And it often takes hard work, and it’s complicated, because this kind of justice demands that we consider everyone and every thing involved, including our own hearts and minds. Living in a state of distributive justice challenges us to consider all the consequences of an action. And the more we think about it, the more people and other beings we involve. Distributive justice heals and renews, and expands the circle of community.
But, again, retribution is a lot easier, at least for those dealing it out. So we tend to revert to it, almost as a default. And so whenever a society gets to a point where they have lost track of God’s distributive justice, God sends prophets to shout a wake-up call. In the Bible, Amos accuses Israel of “sell[ing] the righteous for silver and the needy for a pair of sandals.” Micah talks about “those who devise wickedness…they covet fields and seize them.” Isaiah says “Woe to you who buy more houses and fields to add to those you already have. Soon there will be no place for anyone else to live.” And Jesus and his mother both say “Woe to you who are full now, for you will be hungry.”
Who are our prophets now? Certainly Martin Luther King was one, and so, now, is the Reverend William Barber.

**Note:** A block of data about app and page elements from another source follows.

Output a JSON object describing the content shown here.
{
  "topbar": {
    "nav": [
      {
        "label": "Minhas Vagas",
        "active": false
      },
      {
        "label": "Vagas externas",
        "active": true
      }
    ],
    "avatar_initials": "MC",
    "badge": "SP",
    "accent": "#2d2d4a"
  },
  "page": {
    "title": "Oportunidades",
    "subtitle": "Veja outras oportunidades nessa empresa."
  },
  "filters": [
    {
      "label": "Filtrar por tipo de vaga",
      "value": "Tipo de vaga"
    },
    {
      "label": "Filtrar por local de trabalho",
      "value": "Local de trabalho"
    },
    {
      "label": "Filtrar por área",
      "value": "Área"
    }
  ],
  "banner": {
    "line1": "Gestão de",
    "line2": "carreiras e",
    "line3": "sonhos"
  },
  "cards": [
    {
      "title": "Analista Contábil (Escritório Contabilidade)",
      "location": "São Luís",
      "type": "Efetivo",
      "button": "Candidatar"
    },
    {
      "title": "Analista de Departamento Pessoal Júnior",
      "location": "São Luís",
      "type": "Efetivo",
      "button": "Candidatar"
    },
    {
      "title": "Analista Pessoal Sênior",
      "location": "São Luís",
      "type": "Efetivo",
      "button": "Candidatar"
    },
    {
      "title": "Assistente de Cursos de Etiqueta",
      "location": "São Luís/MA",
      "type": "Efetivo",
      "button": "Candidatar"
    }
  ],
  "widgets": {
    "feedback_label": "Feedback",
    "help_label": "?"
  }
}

So are the Water Protectors at Standing Rock, and the women and men of the Black Lives Matter movement. And the women who have spoken up about the power differential of sexual harassment, and the Red Dress movement to bring attention to the oppression of native women. And the Christians and Jews and Muslims who have stood with each other against religious persecution and discrimination. And the new young Congresspeople who are proposing a radical transformation of the energy industry. And the group of engineers who suggested a system of water production and pipelines along the southern border, instead of a wall.
And Prospect United Church of Christ. Our church positions us, as a congregation and as individuals in the world, as prophets of a radical justice that considers the consequences for all persons, all beings, all recipients of God’s unconditional blessing as we make daily decisions and long-term policies. We are considering opening the church to other organizations in the community, free of charge. We have taken active steps to conserve water. We have made the building as accessible as possible for people of all physical abilities—and I am very grateful for that! We display our beautiful rainbow flag as an assurance of acceptance for all genders and orientations—and again, I am personally grateful. We continue to support the preschool, which offers justice in early education.
As individuals, many of us work consciously, particularly during Lent, to reduce our carbon footprints. We show up for Black Lives Matter events and Pride Parades and community lunches.
This is not easy work. It requires us to stay conscious of consequences for more than just our individual selves, and it demands that we be willing to learn and improve when we inadvertently do harm to others. But it is joyful work. When we do the sacred work of distributive justice, when we turn away from the temptation of easy retribution, we help create God’s domain in the places where we live and interact.
God give us the strength and will to do this life-giving work. Amen.